» Exercise goal
Your answer should consist of the lines in the following data that contain "когда".
*** Block opens ***
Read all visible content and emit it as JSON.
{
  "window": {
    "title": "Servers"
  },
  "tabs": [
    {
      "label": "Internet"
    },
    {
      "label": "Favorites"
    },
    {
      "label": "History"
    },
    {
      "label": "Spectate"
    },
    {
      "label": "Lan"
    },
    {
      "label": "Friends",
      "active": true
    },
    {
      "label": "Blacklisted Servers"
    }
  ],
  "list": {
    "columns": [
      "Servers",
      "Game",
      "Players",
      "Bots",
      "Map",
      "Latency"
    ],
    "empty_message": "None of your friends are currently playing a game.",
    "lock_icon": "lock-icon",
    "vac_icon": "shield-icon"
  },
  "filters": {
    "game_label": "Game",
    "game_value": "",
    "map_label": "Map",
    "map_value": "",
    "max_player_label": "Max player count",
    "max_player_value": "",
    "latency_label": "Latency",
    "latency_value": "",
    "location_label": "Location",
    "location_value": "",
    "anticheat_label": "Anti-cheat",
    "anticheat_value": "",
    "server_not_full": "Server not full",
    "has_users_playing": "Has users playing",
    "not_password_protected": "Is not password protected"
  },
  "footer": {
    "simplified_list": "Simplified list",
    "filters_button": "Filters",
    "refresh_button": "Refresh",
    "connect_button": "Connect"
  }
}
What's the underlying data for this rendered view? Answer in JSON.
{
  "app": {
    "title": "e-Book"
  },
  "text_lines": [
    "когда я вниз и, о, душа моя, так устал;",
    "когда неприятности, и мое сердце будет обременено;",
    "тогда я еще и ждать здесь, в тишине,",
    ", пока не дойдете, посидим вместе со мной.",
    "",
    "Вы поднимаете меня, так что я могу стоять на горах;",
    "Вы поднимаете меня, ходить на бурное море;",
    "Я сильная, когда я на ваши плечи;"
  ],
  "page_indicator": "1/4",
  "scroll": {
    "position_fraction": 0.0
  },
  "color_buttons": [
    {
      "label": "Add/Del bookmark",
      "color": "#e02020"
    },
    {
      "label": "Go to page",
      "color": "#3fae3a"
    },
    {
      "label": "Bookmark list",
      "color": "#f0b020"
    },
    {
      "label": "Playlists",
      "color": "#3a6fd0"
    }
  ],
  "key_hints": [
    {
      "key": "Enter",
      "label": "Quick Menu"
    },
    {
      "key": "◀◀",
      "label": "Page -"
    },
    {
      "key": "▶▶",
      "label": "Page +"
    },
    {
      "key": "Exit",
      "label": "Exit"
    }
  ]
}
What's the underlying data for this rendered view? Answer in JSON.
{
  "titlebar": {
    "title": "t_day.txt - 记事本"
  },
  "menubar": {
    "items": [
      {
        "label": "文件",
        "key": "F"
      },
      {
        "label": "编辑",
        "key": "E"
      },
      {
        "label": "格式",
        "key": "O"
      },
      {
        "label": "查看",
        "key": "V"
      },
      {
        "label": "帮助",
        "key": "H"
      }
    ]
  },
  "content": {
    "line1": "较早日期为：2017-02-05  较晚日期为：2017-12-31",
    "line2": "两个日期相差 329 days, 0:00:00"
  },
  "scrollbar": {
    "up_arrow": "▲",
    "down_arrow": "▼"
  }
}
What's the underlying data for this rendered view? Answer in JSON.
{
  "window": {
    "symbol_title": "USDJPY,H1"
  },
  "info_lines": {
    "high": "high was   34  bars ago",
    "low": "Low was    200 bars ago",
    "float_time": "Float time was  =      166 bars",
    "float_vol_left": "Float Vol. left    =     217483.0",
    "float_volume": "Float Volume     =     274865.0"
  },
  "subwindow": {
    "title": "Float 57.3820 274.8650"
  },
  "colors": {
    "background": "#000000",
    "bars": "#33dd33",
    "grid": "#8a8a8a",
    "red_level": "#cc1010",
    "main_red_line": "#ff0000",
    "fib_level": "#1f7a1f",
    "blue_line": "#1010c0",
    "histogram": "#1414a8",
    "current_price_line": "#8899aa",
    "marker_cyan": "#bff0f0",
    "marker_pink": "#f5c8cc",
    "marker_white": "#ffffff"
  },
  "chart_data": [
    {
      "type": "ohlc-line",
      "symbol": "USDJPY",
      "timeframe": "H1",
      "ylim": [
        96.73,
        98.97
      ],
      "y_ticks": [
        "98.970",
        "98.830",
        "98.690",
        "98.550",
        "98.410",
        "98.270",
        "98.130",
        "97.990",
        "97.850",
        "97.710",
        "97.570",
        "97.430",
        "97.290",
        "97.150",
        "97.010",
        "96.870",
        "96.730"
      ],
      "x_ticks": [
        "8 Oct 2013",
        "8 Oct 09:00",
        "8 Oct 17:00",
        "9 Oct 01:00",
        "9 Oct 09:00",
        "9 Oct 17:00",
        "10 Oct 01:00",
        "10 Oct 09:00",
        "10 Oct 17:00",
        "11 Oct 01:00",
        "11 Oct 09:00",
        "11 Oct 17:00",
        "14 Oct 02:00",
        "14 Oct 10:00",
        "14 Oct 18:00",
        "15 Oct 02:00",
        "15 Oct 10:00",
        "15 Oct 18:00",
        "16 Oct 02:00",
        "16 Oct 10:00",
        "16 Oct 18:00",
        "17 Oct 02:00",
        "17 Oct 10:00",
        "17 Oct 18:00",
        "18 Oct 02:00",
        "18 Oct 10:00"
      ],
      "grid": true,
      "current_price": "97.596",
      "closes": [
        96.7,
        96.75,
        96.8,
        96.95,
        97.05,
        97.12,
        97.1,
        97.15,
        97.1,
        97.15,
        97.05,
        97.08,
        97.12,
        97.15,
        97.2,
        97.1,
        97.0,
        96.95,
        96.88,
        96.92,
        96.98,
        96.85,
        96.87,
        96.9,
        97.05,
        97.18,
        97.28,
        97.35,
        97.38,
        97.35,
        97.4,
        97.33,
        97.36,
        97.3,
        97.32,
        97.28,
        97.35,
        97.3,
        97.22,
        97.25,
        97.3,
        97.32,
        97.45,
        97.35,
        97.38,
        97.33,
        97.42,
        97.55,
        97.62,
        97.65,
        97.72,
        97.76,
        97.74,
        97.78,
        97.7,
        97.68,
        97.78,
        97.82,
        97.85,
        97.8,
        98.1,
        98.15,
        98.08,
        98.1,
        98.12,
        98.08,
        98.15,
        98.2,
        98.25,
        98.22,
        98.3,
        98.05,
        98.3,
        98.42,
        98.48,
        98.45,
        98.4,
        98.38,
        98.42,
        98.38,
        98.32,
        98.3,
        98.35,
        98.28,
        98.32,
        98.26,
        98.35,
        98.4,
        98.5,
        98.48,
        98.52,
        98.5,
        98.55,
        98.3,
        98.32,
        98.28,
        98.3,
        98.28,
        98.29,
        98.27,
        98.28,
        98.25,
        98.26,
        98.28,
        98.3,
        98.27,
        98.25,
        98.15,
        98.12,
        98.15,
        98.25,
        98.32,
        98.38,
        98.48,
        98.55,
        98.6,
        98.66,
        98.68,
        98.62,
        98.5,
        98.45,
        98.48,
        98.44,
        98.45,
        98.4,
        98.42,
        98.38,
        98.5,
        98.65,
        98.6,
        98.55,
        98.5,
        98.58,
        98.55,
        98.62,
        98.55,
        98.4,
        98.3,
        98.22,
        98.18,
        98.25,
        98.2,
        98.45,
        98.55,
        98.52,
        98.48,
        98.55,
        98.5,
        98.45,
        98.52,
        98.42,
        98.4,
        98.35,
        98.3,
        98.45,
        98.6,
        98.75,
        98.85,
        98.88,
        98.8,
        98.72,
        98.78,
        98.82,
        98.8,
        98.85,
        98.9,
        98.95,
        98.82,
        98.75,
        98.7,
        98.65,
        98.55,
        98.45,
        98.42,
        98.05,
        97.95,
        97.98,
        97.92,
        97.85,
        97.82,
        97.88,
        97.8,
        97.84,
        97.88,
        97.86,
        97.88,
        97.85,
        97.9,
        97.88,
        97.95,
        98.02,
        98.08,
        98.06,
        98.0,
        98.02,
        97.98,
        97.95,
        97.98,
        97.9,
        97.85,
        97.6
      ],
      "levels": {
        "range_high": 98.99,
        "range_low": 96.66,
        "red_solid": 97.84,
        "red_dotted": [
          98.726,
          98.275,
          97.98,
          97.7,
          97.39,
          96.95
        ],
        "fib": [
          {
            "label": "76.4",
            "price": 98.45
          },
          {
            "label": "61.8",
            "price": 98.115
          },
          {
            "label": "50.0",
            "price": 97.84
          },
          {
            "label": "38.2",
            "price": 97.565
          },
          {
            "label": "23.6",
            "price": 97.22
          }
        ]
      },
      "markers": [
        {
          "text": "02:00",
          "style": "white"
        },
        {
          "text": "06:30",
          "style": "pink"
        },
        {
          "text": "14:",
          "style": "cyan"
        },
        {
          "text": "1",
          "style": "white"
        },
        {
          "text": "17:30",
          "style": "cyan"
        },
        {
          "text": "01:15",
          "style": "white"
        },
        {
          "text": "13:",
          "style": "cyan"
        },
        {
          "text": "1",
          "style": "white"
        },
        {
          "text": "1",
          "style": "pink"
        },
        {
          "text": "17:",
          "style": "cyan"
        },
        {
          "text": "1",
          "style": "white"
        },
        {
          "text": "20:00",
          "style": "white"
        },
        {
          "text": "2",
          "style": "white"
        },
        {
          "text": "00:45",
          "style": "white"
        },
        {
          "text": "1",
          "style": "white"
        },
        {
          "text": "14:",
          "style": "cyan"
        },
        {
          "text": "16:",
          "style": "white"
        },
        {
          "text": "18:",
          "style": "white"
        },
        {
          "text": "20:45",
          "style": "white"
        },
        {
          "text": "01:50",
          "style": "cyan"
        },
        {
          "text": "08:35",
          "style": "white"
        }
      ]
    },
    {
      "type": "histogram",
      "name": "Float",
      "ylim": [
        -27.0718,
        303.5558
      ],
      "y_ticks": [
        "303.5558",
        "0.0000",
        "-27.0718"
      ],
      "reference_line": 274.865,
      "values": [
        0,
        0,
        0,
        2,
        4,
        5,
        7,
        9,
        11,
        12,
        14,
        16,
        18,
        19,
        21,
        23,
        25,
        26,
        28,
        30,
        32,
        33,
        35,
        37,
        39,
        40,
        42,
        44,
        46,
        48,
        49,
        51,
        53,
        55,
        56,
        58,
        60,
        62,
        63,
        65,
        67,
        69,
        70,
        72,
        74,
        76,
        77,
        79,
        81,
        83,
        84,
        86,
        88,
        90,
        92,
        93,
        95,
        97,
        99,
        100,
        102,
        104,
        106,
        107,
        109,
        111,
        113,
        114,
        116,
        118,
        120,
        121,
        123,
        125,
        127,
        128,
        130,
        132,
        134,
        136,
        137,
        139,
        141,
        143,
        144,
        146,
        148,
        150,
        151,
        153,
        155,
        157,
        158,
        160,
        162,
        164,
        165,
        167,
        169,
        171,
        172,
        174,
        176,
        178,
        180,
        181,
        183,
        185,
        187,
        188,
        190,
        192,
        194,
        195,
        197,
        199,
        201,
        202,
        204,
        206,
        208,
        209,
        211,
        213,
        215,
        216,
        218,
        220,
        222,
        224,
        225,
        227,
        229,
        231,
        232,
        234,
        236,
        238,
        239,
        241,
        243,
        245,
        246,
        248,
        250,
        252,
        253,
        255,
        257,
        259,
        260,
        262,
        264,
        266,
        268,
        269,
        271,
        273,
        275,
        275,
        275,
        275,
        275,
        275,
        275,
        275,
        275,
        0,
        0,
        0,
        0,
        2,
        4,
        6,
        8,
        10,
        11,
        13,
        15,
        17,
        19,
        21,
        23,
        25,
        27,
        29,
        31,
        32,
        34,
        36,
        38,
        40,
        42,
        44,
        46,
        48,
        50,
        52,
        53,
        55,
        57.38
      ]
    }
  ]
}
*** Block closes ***
» Solved exercise
    "когда я вниз и, о, душа моя, так устал;",
    "когда неприятности, и мое сердце будет обременено;",
    "Я сильная, когда я на ваши плечи;"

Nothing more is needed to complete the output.